One of the most intriguing aspects of epigenetics is its heritability, meaning changes in gene expression that occur in an organism's lifetime can be passed down to future generations, as demonstrated in animal models like mice and rats. In fact, epigenetics plays a crucial role in biological processes such as development, aging, and disease. For instance, there's an association between epigenetic changes and cancer, Alzheimer's disease, schizophrenia, and environmental exposures such as air pollution and tobacco smoke.
Epigenetics also has potential applications in medicine. For instance, the development of drugs targeting epigenetic regulators for cancer treatment and using epigenetic changes as biomarkers for early detection of disease. However, there are challenges in identifying specific epigenetic changes regarding a certain disease due to the complex interactions between genes and the environment. Ethical issues around the use of epigenetic technologies, particularly in human reproduction, also require careful consideration.
Gene therapy is an experimental technique that aims to correct or replace abnormal or missing genes causing genetic disorders by delivering genetic material into cells. This therapy has great potential for treating a variety of diseases, including genetic disorders, cancer, and some viral infections.
Somatic gene therapy and germline gene therapy are the two main types of gene therapy. Somatic gene therapy targets non-reproductive cells to treat specific diseases.
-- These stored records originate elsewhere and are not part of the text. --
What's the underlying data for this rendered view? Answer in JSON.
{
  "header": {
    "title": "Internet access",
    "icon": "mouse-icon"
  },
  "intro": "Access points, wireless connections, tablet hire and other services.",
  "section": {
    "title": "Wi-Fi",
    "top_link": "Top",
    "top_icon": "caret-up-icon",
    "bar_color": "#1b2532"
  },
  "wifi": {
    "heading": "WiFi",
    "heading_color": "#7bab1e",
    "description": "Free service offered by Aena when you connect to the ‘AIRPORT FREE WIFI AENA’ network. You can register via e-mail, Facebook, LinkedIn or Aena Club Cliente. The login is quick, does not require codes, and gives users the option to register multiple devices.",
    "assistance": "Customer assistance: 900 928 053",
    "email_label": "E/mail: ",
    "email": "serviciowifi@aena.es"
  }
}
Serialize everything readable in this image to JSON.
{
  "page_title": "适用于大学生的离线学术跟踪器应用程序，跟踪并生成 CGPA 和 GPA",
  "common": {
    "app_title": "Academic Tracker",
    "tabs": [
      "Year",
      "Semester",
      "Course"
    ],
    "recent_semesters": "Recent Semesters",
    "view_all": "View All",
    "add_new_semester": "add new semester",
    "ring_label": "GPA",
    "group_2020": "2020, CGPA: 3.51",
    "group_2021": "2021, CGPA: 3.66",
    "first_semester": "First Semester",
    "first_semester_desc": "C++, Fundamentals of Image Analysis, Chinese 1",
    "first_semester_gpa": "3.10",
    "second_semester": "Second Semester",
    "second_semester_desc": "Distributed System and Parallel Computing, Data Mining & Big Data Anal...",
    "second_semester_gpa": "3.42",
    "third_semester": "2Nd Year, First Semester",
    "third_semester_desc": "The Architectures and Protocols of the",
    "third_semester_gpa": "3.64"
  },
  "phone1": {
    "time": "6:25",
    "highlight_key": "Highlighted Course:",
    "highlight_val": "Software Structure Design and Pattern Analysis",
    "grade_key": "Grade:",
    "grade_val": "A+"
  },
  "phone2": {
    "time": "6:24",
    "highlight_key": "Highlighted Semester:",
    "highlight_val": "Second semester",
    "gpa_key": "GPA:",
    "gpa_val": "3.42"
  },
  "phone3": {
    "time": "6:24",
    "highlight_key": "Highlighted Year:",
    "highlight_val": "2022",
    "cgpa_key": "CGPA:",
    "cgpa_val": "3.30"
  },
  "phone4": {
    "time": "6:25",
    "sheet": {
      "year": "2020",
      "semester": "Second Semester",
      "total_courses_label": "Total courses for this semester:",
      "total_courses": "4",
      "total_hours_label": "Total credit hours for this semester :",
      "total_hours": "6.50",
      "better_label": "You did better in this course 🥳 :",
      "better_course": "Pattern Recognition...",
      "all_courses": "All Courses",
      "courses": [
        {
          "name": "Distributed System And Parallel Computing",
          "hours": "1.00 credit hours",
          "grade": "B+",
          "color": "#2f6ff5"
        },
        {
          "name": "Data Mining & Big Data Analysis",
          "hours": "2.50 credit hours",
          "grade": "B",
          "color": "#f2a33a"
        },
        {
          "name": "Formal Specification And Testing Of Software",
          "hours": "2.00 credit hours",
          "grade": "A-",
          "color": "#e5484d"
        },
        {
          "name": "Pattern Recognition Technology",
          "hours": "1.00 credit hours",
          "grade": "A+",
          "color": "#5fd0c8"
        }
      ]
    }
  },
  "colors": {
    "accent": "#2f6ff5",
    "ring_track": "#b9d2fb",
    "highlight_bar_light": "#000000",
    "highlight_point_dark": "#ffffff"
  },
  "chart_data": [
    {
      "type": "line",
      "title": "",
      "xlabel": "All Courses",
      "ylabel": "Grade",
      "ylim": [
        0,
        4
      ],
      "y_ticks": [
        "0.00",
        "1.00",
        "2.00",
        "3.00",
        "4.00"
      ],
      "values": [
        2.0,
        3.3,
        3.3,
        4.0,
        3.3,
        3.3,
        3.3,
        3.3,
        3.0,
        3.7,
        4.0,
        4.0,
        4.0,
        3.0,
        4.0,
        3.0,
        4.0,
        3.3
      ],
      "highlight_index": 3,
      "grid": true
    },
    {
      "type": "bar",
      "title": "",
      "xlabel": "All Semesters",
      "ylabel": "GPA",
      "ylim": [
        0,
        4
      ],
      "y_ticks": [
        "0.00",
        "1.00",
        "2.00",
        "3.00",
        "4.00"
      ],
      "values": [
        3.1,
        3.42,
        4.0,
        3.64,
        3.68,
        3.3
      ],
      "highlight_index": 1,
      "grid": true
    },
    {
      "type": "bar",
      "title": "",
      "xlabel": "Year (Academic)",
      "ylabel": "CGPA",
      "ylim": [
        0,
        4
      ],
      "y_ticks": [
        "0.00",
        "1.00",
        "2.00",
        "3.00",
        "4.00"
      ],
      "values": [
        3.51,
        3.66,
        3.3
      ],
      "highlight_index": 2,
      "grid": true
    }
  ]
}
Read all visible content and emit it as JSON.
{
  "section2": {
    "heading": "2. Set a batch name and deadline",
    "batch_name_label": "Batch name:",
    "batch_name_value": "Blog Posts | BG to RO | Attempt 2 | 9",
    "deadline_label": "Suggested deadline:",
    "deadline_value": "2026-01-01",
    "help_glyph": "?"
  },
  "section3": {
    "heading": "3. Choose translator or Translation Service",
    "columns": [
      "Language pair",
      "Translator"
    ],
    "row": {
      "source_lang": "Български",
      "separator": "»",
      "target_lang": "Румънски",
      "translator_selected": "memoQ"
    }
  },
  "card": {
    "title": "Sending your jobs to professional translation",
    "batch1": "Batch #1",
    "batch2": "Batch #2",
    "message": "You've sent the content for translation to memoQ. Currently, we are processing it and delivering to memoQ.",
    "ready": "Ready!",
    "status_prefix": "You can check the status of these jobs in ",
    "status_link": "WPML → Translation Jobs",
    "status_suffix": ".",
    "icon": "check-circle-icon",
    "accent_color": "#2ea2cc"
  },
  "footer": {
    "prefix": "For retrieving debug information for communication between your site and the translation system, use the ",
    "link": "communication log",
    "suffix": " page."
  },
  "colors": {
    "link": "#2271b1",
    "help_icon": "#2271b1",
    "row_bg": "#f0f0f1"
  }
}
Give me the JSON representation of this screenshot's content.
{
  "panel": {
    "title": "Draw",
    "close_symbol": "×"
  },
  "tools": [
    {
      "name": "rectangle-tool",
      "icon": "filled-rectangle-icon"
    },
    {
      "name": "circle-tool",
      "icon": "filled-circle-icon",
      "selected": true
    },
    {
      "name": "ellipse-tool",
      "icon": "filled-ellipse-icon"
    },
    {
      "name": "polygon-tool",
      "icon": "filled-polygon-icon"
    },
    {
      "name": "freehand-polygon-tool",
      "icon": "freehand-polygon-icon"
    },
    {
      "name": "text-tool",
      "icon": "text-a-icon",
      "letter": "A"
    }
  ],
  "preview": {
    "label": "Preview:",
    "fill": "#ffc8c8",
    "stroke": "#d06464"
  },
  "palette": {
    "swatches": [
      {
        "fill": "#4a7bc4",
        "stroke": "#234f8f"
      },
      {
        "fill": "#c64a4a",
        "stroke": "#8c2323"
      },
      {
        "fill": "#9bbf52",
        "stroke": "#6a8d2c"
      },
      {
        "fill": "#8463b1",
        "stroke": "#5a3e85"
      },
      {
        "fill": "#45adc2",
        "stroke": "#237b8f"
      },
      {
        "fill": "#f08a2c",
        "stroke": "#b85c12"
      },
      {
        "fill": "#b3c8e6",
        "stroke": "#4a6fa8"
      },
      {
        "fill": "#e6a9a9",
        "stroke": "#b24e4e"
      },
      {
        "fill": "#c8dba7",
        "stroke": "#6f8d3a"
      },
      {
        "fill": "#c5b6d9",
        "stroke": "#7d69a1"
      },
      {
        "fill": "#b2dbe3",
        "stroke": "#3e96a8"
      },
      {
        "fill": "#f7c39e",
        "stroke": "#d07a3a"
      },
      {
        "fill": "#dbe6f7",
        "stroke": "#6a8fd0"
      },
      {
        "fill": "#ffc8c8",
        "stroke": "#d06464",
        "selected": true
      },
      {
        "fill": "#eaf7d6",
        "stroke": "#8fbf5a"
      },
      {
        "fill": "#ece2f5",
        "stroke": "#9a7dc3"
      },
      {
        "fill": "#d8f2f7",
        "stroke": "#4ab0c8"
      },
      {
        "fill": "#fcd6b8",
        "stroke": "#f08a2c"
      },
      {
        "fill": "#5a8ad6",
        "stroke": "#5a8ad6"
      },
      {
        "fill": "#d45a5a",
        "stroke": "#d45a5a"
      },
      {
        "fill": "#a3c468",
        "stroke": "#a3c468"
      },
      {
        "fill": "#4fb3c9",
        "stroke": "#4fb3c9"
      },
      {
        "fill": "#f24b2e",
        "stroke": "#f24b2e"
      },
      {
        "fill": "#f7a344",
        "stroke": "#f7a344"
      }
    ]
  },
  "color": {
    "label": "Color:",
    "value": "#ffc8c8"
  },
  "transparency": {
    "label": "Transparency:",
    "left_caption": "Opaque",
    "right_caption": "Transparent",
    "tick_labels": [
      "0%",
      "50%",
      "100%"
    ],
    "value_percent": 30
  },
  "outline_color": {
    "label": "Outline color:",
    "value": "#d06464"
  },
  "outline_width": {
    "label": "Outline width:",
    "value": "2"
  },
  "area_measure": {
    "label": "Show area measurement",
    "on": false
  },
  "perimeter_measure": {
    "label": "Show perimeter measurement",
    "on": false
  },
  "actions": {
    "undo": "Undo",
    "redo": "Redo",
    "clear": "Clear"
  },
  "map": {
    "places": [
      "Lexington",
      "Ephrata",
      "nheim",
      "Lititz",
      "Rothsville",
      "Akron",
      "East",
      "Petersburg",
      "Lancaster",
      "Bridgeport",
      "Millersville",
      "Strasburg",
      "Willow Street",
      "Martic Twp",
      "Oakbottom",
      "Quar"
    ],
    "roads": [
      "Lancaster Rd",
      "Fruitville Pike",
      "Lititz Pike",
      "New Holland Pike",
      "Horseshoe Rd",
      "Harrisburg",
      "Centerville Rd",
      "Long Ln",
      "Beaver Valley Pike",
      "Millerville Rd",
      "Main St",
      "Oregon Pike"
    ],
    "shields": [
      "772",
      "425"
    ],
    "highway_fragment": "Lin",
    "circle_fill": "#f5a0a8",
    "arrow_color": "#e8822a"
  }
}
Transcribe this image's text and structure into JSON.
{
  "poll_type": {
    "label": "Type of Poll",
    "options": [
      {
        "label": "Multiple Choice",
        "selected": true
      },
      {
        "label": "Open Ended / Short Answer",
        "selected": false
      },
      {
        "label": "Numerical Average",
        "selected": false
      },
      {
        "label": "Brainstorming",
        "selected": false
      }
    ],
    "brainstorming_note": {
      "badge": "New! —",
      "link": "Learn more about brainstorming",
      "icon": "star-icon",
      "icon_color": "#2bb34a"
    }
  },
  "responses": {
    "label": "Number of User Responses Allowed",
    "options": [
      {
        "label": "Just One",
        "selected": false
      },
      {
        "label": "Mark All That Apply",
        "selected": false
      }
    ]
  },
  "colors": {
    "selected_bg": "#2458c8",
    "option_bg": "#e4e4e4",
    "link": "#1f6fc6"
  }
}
On the other hand, germline gene therapy targets reproductive cells to prevent genetic disorders from being passed down.
Gene therapy involves selecting and isolating the therapeutic gene, constructing a delivery vector, and delivering the therapeutic gene to target cells. Viruses, liposomes, and nanoparticles are all vectors that play a role in delivering the therapeutic gene, but viral vectors are in use most commonly.
Gene therapy proves to have a promise in treating genetic disorders like SCID, cystic fibrosis, and hemophilia, and can even provide a cure in some cases. It also acquires a potential treatment for cancer by using modified viruses to target and kill cancer cells.
Despite its potential benefits, gene therapy also presents risks and challenges, such as unintended consequences and immune responses to viral vectors, which can limit the effectiveness of the treatment and cause adverse side effects.
In summary, gene therapy is a rapidly developing field that has the potential to revolutionize the treatment of genetic disorders and other diseases. Although there are still many challenges address, ongoing research and development in gene therapy is likely to lead to new treatments or medical improvements that can benefit patients worldwide.